I worked as the lead visual designer with a team of designers, UX researchers, developers, agencies, and advisors to create the U.S. Web Design Standards, a responsive and accessible design system for federal government websites.
visual design, ux design, branding, responsive web design
In 2015, I got the pleasure to work at the United States Digital Service (USDS) at the White House where they had won a grant to improve government websites. Government websites are confusing, frustrating, inconsistent, and outdated. How can we create a shared set of tools to provide consistent, beautiful, and easy-to-use government websites?
Since one of our design principles was reuse, we decided to start off looking at what pattern libraries/style guides were out there and what we could reuse and learn from them.
We decided that we first wanted to make things easier for designers and developers at agencies, USDS, and 18F. From here we gathered designers and developers from various government agencies into a room to do a little workshop and be involved in the process from the very beginning. We did empathy mapping and wrote down all the components that we wanted to see in this living pattern library. We put all the post-its into a spreadsheet and added any that were left off but we knew were important based on the interface inventory. We then sent out the list to designers and developers to help prioritize. We then used that data to prioritize which components we should start building.
From here the UX researchers researched, created wireframes, and did user testing.
The UX researchers then handed off wireframes to me and I would take it into Illustrator starting off in grayscale and blue links. We would then share mockups on GitHub for people to give feedback and updated the mocks accordingly. Then we would take it to code.
While the developers were building all of the components, I started to work on figuring out what our fonts and colors were going to be. We started this process off with mood boarding. We wanted to create something that looked modern, simple, approachable, trustworthy, engaging, and accessible.
I created three different mood boards. From here, we worked with a group of designers from various government agencies and held a dot voting session to go over what they liked and didn’t like about the mood boards.
In the end we liked the bold saturated colors of the Modern American, but the type of the Clean and Classic.
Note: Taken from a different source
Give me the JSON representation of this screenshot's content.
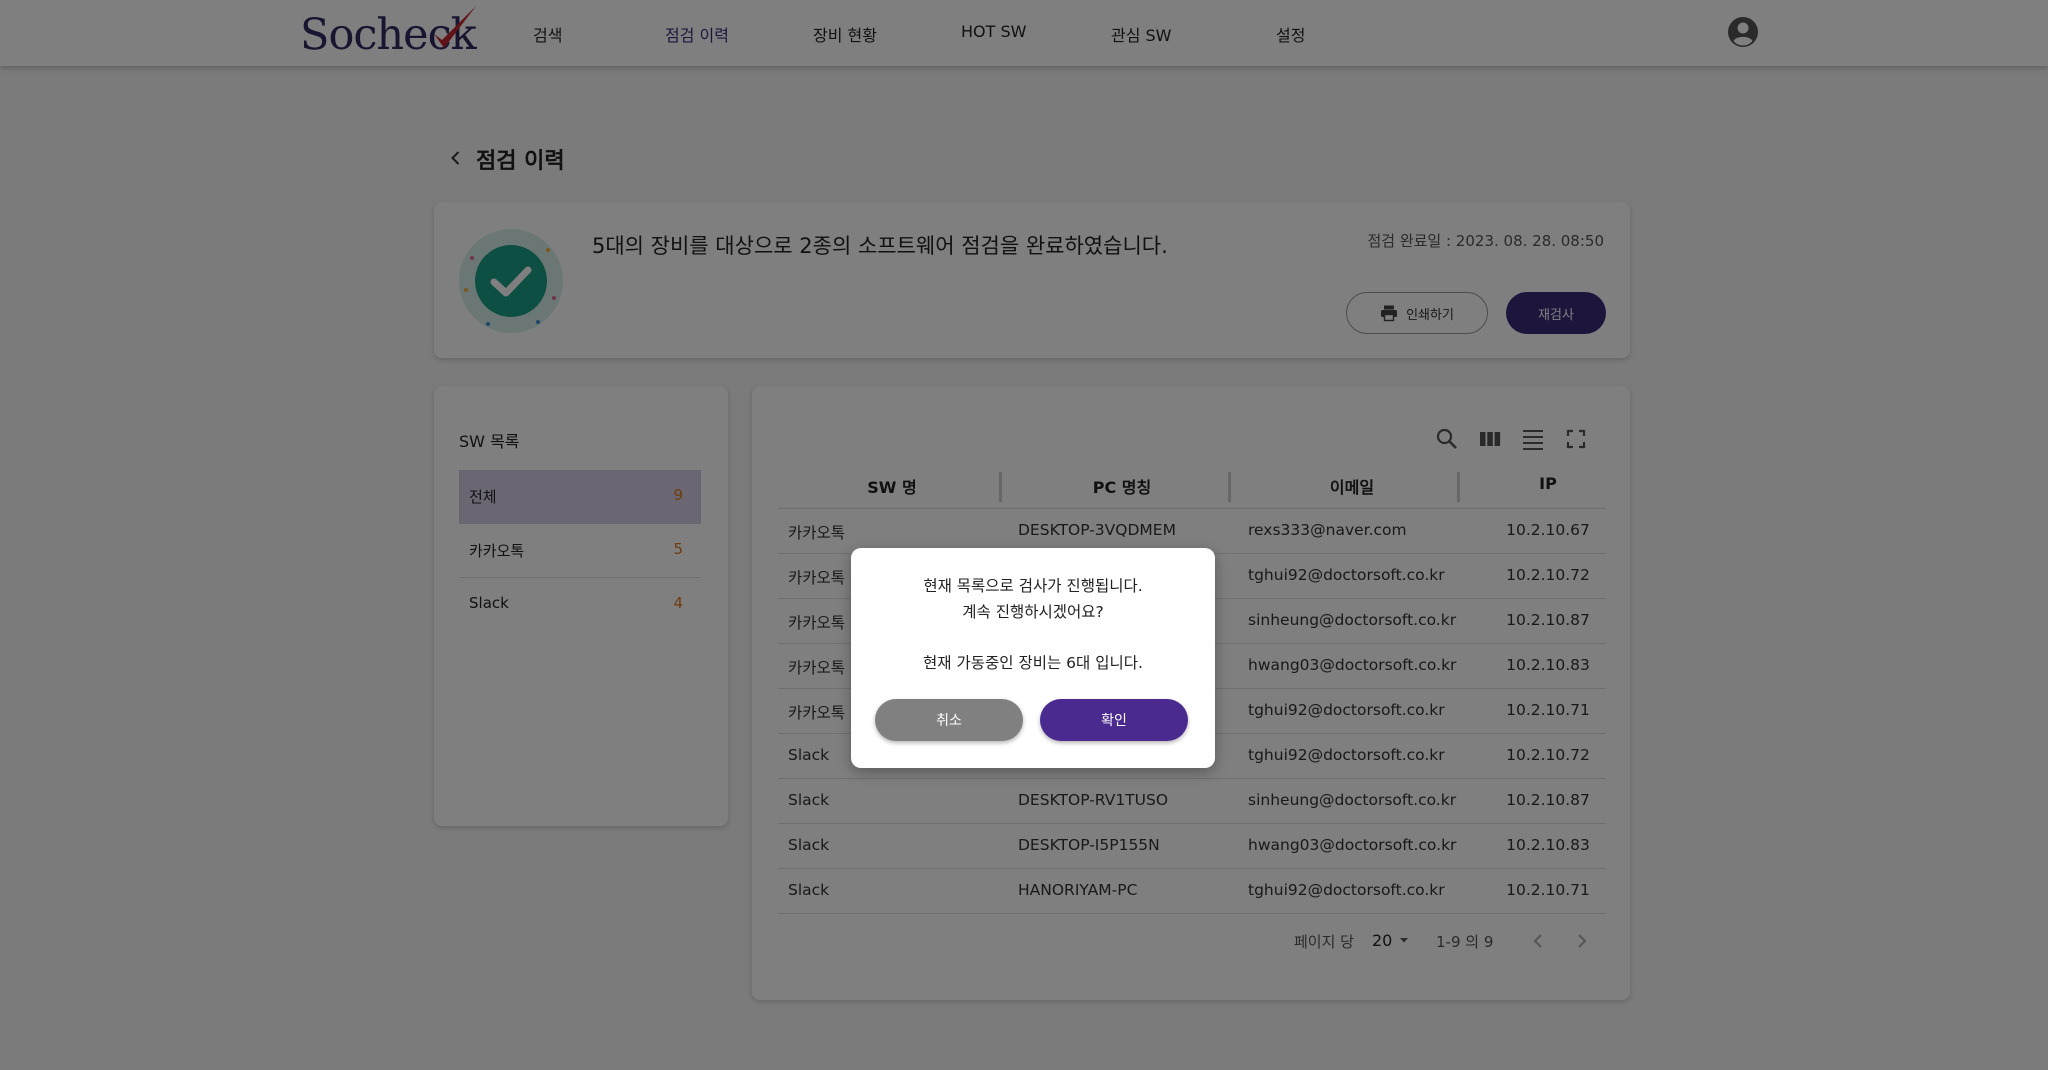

With this knowledge in mind I went on to looking at fonts.
We wanted a free font so no one would have any trouble using the fonts. We went through Google fonts, read articles about various fonts, and tested out font pairings. When looking for fonts, we looked for large x-heights for better readability, open counters to aid in character recognition, and multiple font weights for contrast.
I showed ten different pairs of fonts and decided to not show the names of the fonts as I didn’t want people to get caught up in fonts they think they liked or disliked based on the names, but focused on how they looked and read.
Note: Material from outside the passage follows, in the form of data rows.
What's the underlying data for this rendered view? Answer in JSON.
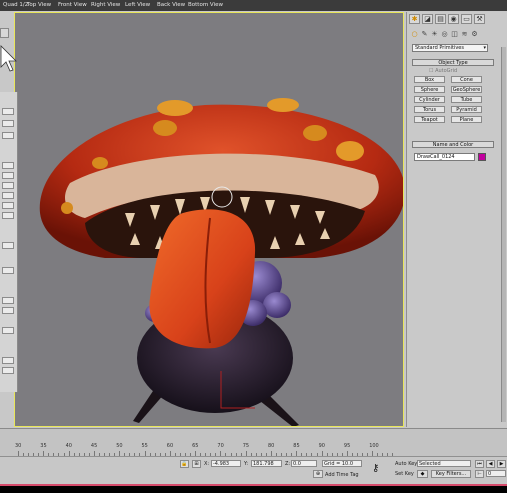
{
  "menubar": {
    "items": [
      "Quad 1/2",
      "Top View",
      "Front View",
      "Right View",
      "Left View",
      "Back View",
      "Bottom View"
    ]
  },
  "command_panel": {
    "dropdown_value": "Standard Primitives",
    "object_type_header": "Object Type",
    "autogrid_label": "AutoGrid",
    "primitives": [
      "Box",
      "Cone",
      "Sphere",
      "GeoSphere",
      "Cylinder",
      "Tube",
      "Torus",
      "Pyramid",
      "Teapot",
      "Plane"
    ],
    "name_color_header": "Name and Color",
    "object_name": "DrawCall_0124",
    "object_color": "#c2009e"
  },
  "timeline": {
    "ticks": [
      "30",
      "35",
      "40",
      "45",
      "50",
      "55",
      "60",
      "65",
      "70",
      "75",
      "80",
      "85",
      "90",
      "95",
      "100"
    ]
  },
  "statusbar": {
    "x_label": "X:",
    "x_value": "-4.983",
    "y_label": "Y:",
    "y_value": "181.798",
    "z_label": "Z:",
    "z_value": "0.0",
    "grid_text": "Grid = 10.0",
    "add_time_tag": "Add Time Tag",
    "autokey_label": "Auto Key",
    "selected_value": "Selected",
    "setkey_label": "Set Key",
    "key_filters_label": "Key Filters...",
    "frame_value": "0"
  },
  "viewport": {
    "border_color": "#e8e65a",
    "background": "#7d7c80"
  }
}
Using inspect element, I showed what the font pairings would look like on existing government sites. Here’s what it would look like on the Department of Labor and IRS.
To align with our principle, design for flexibility, we decided to pick a serif font and a sans-serif font that could be used as headings or body in any combination. From there I did an example of what that set would look like with the top four fonts we liked and tried them on more government websites. In the end we chose Merriweather and Source Sans Pro.
I started off with the preferred palette from our mood boards and tried out the colors on existing government websites.
We landed on a primary palette of blue, gray, and white. We decided that we wanted red and bright blue to be used more sparingly as accent colors and moved them to the secondary palette.
Also, when thinking about the color palette we had to think about accessibility since government websites need to be 508 compliant. We had to balance what we thought looked good with what would be legible and functional for people who could not see the full spectrum of colors.
I updated the mockups to reflect color and font changes as well as any other changes that the UX researchers and the dev team had found based on the user testing and feedback from designers and developers. I then handed the updated files back over to the developers.
Once it was on our site, I sat down with one of our developers to fix any little things that we missed or may have differed from the mockups.
After a feature freeze and some bug testing we launched the alpha version on September 25, 2015. It works on desktop, mobile devices, and tablets and is being continually improved everyday by 18F. Since launch it has been used by over 100 government websites. And the Github repo has over 4,486 stars and 638 forks.